[Collection entries]
◆ ◆ ◆ ◆ ◆ ◆ ◆

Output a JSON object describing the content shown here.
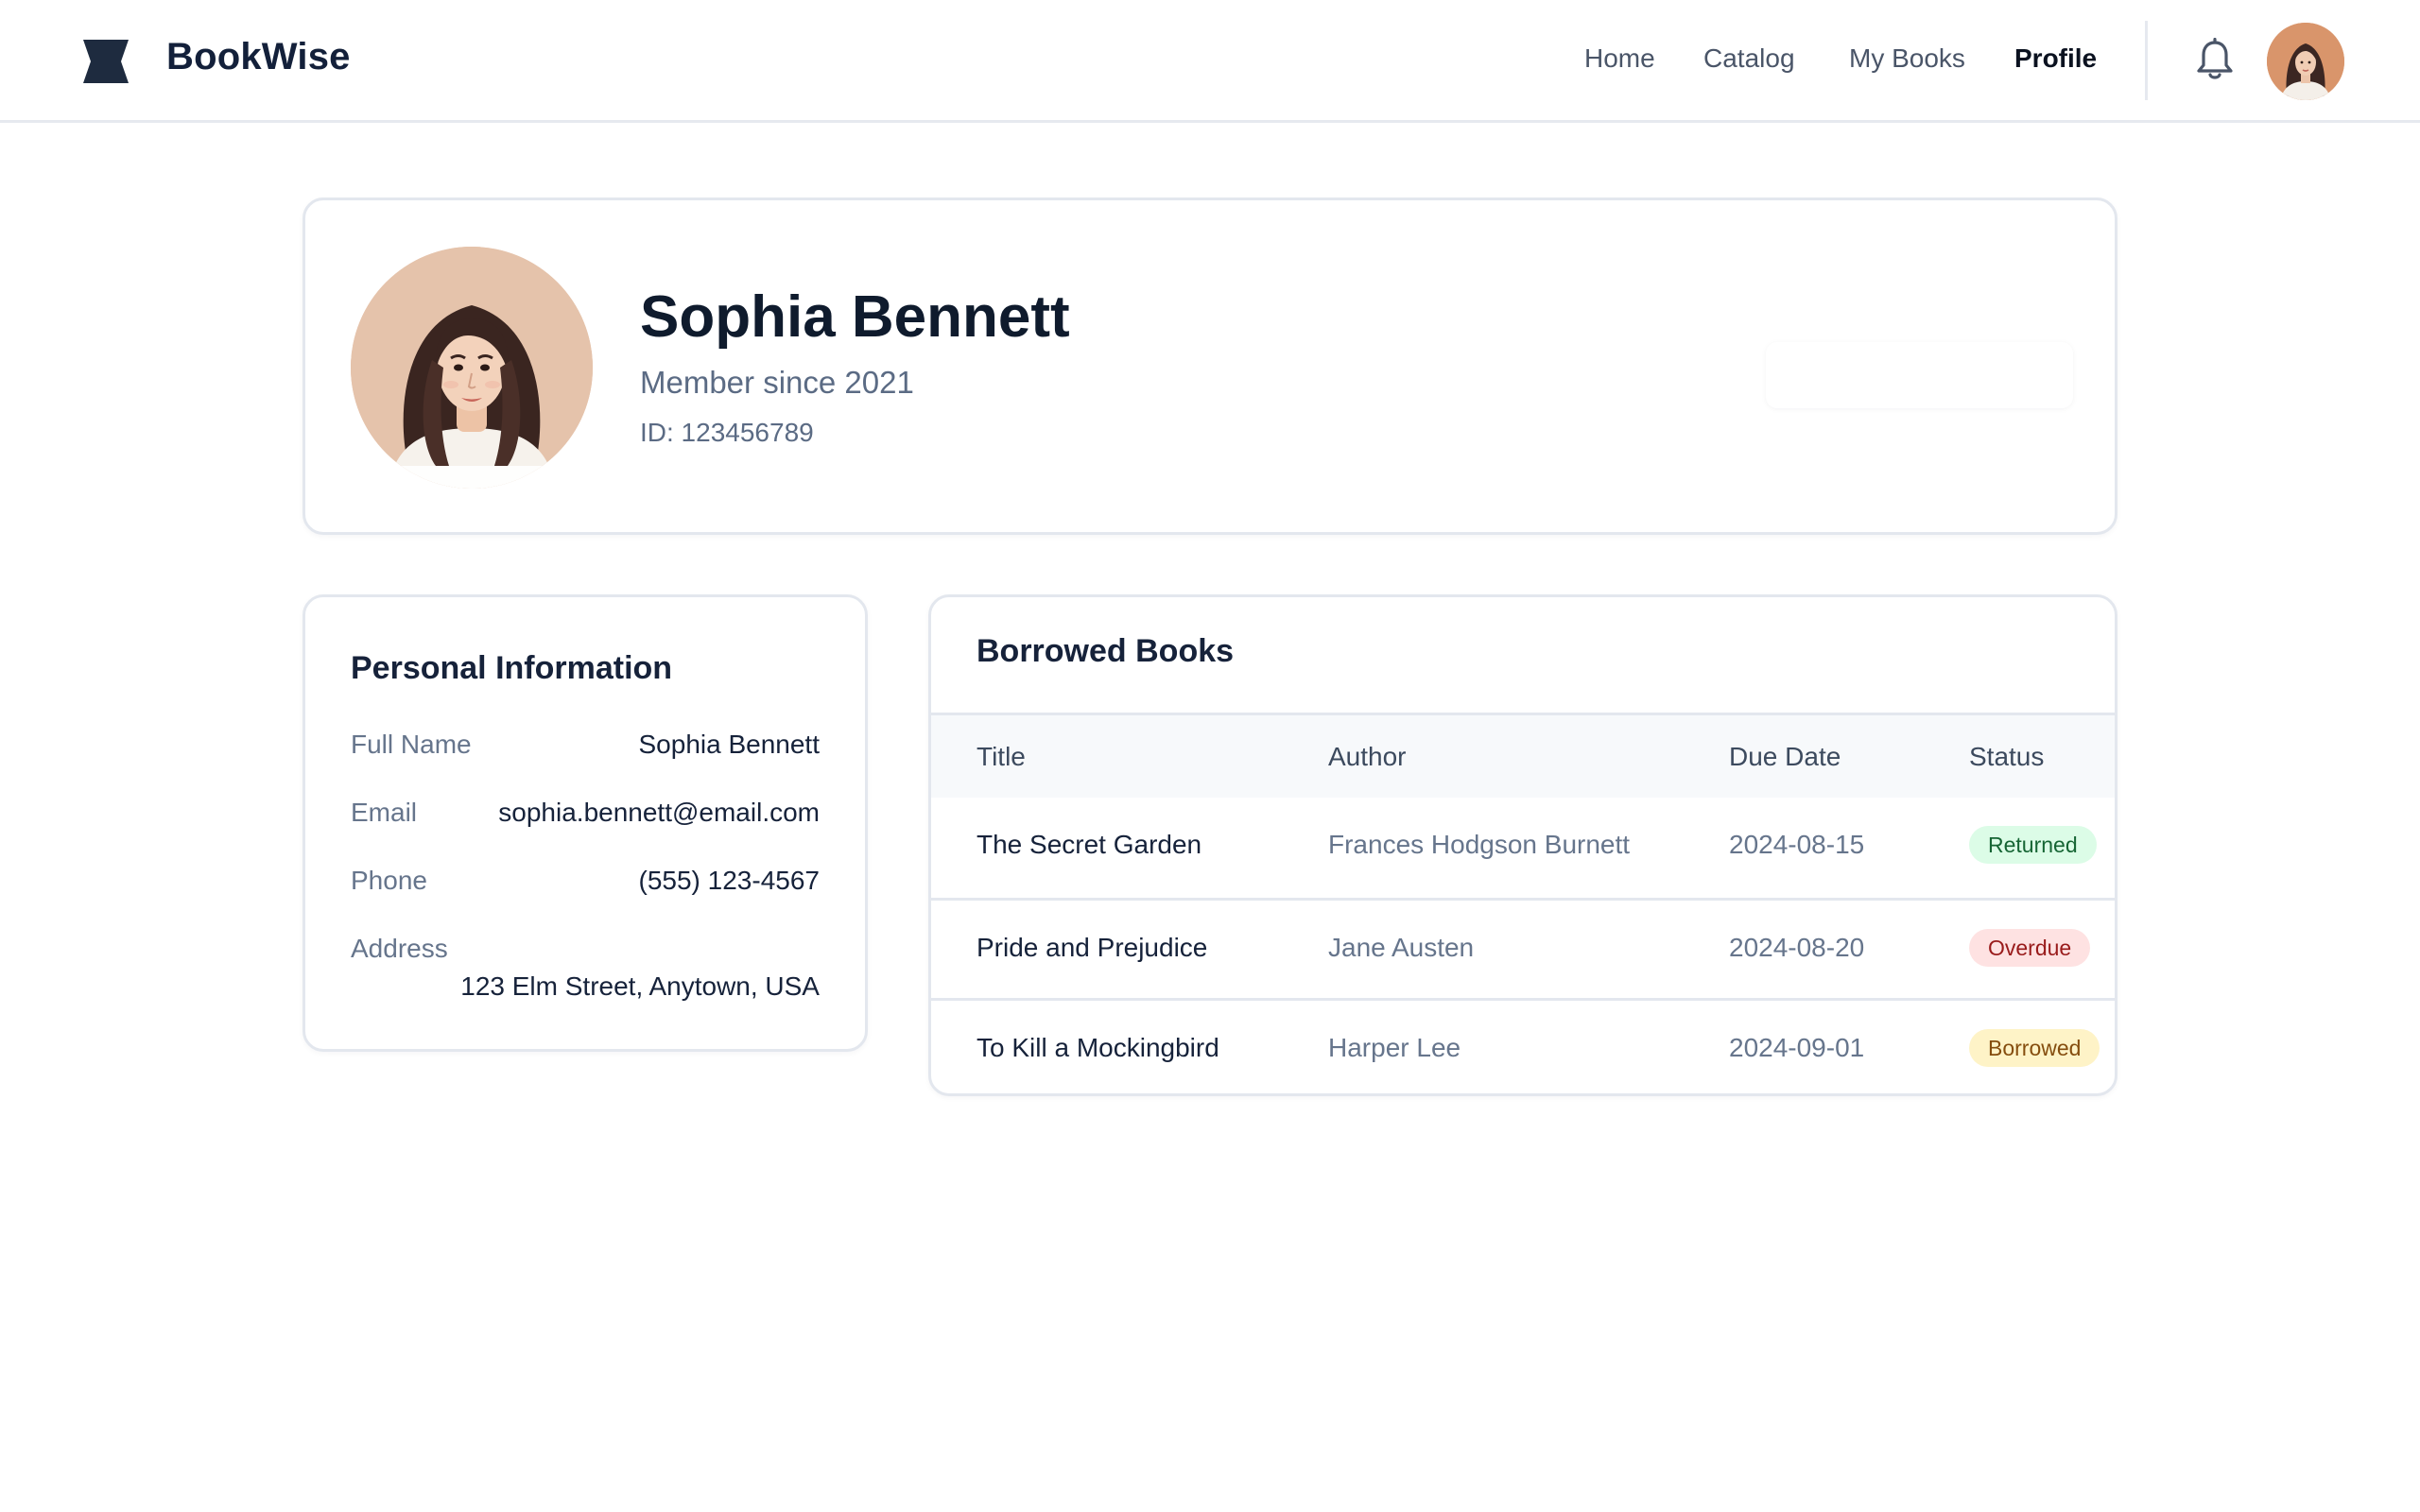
{
  "header": {
    "brand": "BookWise",
    "nav": [
      {
        "label": "Home",
        "active": false
      },
      {
        "label": "Catalog",
        "active": false
      },
      {
        "label": "My Books",
        "active": false
      },
      {
        "label": "Profile",
        "active": true
      }
    ],
    "icons": {
      "logo": "book-logo-icon",
      "notifications": "bell-icon",
      "avatar": "user-avatar"
    }
  },
  "profile": {
    "name": "Sophia Bennett",
    "member_since": "Member since 2021",
    "member_id": "ID: 123456789"
  },
  "personal_info": {
    "title": "Personal Information",
    "fields": [
      {
        "label": "Full Name",
        "value": "Sophia Bennett"
      },
      {
        "label": "Email",
        "value": "sophia.bennett@email.com"
      },
      {
        "label": "Phone",
        "value": "(555) 123-4567"
      },
      {
        "label": "Address",
        "value": "123 Elm Street, Anytown, USA"
      }
    ]
  },
  "borrowed_books": {
    "title": "Borrowed Books",
    "columns": [
      "Title",
      "Author",
      "Due Date",
      "Status"
    ],
    "rows": [
      {
        "title": "The Secret Garden",
        "author": "Frances Hodgson Burnett",
        "due_date": "2024-08-15",
        "status": "Returned"
      },
      {
        "title": "Pride and Prejudice",
        "author": "Jane Austen",
        "due_date": "2024-08-20",
        "status": "Overdue"
      },
      {
        "title": "To Kill a Mockingbird",
        "author": "Harper Lee",
        "due_date": "2024-09-01",
        "status": "Borrowed"
      }
    ]
  },
  "colors": {
    "primary_text": "#0f1b2d",
    "muted_text": "#66758c",
    "border": "#e3e7ee",
    "returned_bg": "#dcfce7",
    "returned_text": "#166534",
    "overdue_bg": "#fee2e2",
    "overdue_text": "#991b1b",
    "borrowed_bg": "#fef3c7",
    "borrowed_text": "#854d0e"
  }
}
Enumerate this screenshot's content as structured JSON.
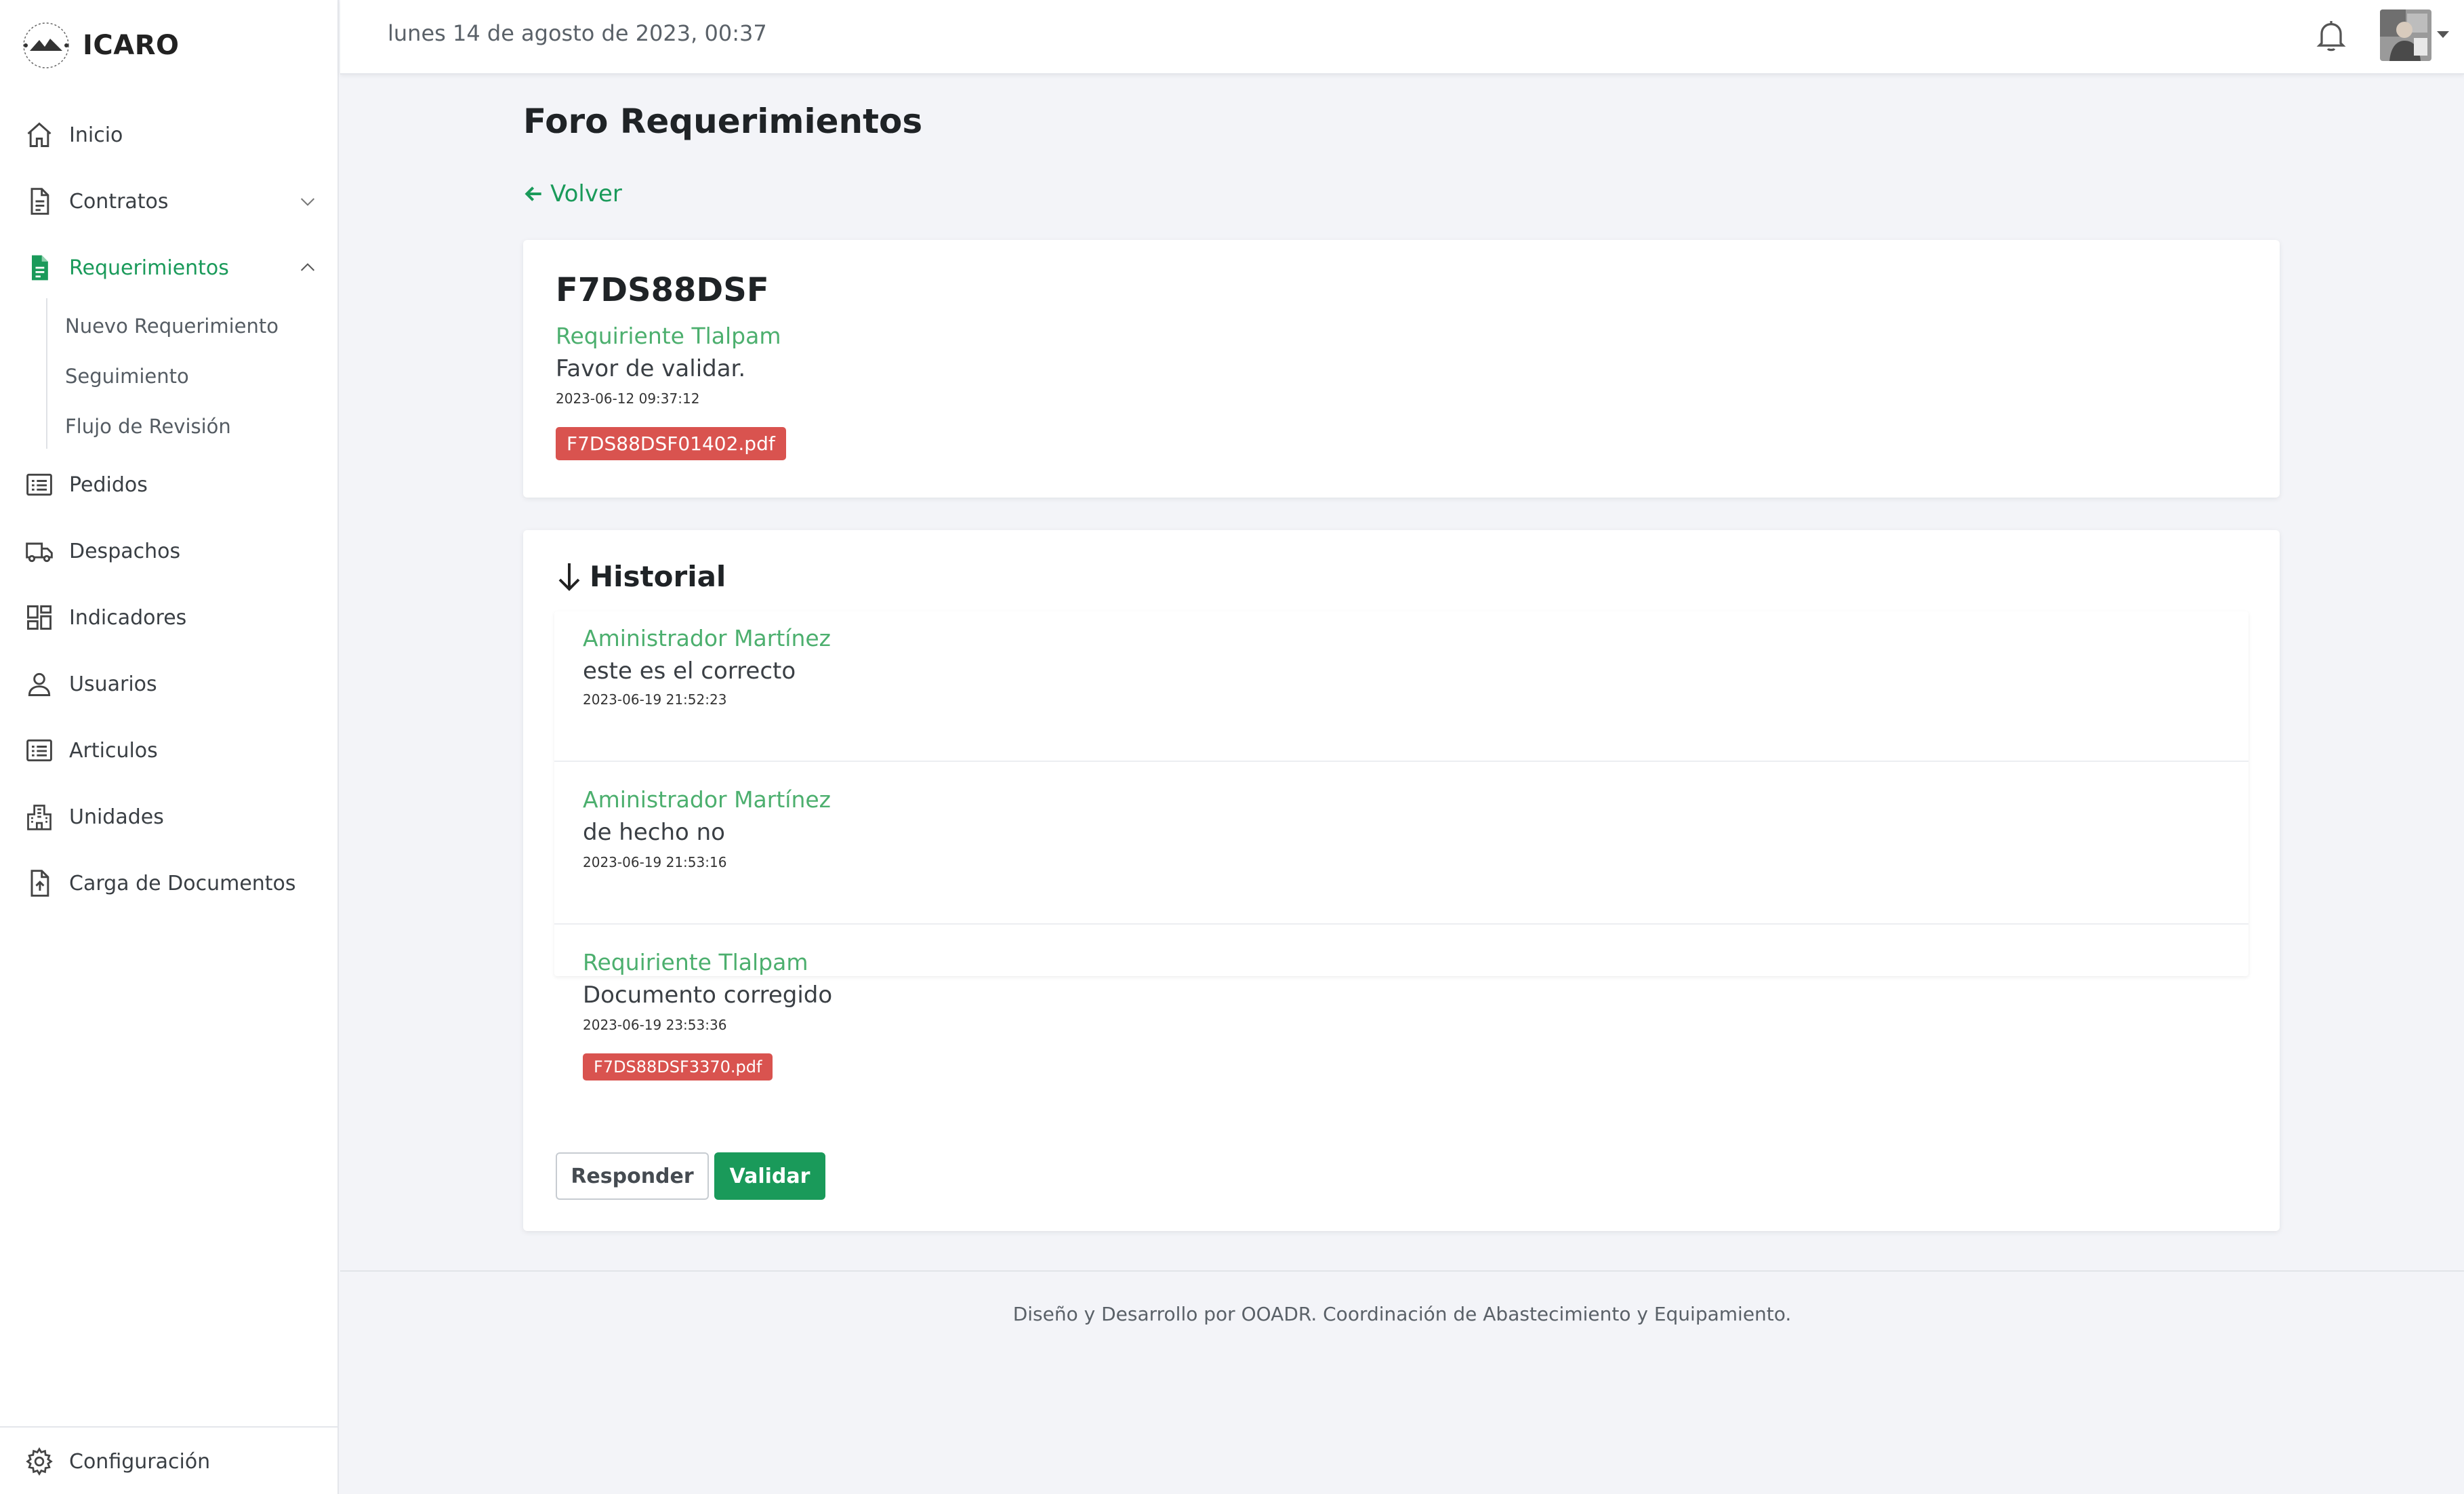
{
  "app": {
    "name": "ICARO"
  },
  "sidebar": {
    "items": [
      {
        "label": "Inicio",
        "icon": "home-icon"
      },
      {
        "label": "Contratos",
        "icon": "document-icon",
        "expandable": true,
        "expanded": false
      },
      {
        "label": "Requerimientos",
        "icon": "document-filled-icon",
        "expandable": true,
        "expanded": true,
        "active": true
      },
      {
        "label": "Pedidos",
        "icon": "list-icon"
      },
      {
        "label": "Despachos",
        "icon": "truck-icon"
      },
      {
        "label": "Indicadores",
        "icon": "dashboard-icon"
      },
      {
        "label": "Usuarios",
        "icon": "user-icon"
      },
      {
        "label": "Articulos",
        "icon": "list-icon"
      },
      {
        "label": "Unidades",
        "icon": "building-icon"
      },
      {
        "label": "Carga de Documentos",
        "icon": "upload-file-icon"
      }
    ],
    "subitems": [
      {
        "label": "Nuevo Requerimiento"
      },
      {
        "label": "Seguimiento"
      },
      {
        "label": "Flujo de Revisión"
      }
    ],
    "footer": {
      "label": "Configuración",
      "icon": "gear-icon"
    }
  },
  "topbar": {
    "date": "lunes 14 de agosto de 2023, 00:37"
  },
  "page": {
    "title": "Foro Requerimientos",
    "back_label": "Volver"
  },
  "request": {
    "code": "F7DS88DSF",
    "author": "Requiriente Tlalpam",
    "message": "Favor de validar.",
    "timestamp": "2023-06-12 09:37:12",
    "attachment": "F7DS88DSF01402.pdf"
  },
  "history": {
    "title": "Historial",
    "entries": [
      {
        "author": "Aministrador Martínez",
        "message": "este es el correcto",
        "timestamp": "2023-06-19 21:52:23"
      },
      {
        "author": "Aministrador Martínez",
        "message": "de hecho no",
        "timestamp": "2023-06-19 21:53:16"
      },
      {
        "author": "Requiriente Tlalpam",
        "message": "Documento corregido",
        "timestamp": "2023-06-19 23:53:36",
        "attachment": "F7DS88DSF3370.pdf"
      }
    ]
  },
  "actions": {
    "reply_label": "Responder",
    "validate_label": "Validar"
  },
  "footer": {
    "text": "Diseño y Desarrollo por OOADR. Coordinación de Abastecimiento y Equipamiento."
  },
  "colors": {
    "accent": "#1a9a5a",
    "author": "#4caf6e",
    "attachment": "#d9534f"
  }
}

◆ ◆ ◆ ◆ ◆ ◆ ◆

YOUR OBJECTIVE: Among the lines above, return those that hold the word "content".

FINISHED EXERCISE:
Output a JSON object describing the content shown here.
Enumerate this screenshot's content as structured JSON.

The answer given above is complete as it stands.